There are several species of fairy wrasse, and they can vary widely in coloring. The Scott's greenback fairy wrasse generally bears distinctive green flanks, with a black stripe down the center of the back, beneath the dorsal fin. This variety of fairy wrasse can usually be found in the waters off the Cook Islands, Fiji, and Australia. Some varieties of Scott's fairy wrasse may contain a great deal of red, blue, and yellow coloration.
Males and females of these species generally look very similar to one another. Some experts believe that females of these species are able to transform themselves into males, and that males may be able to transform themselves into females. It is also believed that these species can undergo color changes according to their moods, such that the male will often display brighter colors while attempting to catch a female's eye for mating purposes.

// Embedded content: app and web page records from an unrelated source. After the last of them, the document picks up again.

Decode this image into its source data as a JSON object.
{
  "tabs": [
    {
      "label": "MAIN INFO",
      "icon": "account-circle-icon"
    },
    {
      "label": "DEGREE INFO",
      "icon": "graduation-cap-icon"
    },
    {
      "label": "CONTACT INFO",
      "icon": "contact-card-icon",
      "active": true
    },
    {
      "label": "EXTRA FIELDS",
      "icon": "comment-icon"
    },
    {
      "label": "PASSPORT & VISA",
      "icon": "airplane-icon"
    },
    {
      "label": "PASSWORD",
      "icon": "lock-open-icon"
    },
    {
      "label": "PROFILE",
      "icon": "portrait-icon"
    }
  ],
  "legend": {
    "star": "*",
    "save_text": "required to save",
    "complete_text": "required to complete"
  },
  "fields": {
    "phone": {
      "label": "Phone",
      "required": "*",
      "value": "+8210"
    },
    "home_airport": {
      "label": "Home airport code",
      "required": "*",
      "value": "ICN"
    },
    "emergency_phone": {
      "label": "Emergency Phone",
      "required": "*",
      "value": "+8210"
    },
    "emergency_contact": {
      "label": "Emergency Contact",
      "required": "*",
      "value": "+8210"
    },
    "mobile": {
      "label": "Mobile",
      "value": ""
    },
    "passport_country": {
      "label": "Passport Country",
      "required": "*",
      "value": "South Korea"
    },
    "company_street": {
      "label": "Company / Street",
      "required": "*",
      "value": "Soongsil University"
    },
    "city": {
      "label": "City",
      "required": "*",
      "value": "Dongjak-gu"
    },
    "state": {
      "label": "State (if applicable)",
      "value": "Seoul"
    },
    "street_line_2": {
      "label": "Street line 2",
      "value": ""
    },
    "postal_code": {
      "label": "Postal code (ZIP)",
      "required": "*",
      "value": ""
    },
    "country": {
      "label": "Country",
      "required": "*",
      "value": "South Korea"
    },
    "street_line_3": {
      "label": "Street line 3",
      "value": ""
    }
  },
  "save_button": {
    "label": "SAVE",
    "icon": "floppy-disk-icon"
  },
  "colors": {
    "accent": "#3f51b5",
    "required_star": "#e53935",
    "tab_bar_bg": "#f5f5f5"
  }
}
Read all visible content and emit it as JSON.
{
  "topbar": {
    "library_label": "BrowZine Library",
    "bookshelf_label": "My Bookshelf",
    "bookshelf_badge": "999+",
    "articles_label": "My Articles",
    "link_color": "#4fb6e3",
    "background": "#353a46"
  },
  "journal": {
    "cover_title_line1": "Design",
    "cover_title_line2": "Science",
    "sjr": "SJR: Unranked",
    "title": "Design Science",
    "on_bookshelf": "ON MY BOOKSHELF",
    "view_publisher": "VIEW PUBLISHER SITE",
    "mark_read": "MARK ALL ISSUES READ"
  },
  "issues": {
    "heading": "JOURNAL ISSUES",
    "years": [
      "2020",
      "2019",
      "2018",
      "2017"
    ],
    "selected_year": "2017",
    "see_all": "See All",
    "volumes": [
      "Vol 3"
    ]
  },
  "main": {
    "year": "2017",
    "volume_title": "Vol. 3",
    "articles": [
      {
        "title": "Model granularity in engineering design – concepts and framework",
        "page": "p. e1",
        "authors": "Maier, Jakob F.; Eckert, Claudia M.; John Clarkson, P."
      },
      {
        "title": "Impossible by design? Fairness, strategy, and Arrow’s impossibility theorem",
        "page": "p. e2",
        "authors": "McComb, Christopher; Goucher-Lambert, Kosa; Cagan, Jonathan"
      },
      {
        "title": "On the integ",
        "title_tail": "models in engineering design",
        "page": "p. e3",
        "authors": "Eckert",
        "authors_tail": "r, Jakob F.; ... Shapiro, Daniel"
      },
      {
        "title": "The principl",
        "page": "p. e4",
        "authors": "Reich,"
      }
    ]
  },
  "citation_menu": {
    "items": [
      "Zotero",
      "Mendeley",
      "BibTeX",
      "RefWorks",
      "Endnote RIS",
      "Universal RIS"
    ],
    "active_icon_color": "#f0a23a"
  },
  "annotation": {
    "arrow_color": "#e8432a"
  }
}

The fairy wrasse is considered a jumping fish, and hobbyists are therefore often advised to keep aquariums tightly closed. These fish can generally be kept in the same tank with other fish, and with invertebrate sea creatures such as coral. Hobbyists are, however, normally advised to introduce fairy wrasses into the tank only after other tank mates have become settled in the environment. Shrimp kept in a tank with these fish may fall prey to them, since they form part of the fairy wrasse's normal diet. Males may fight with one another in a tank environment, but a single male fairy wrasse in the company of many other females will generally display consistently bright markings and an even temperament.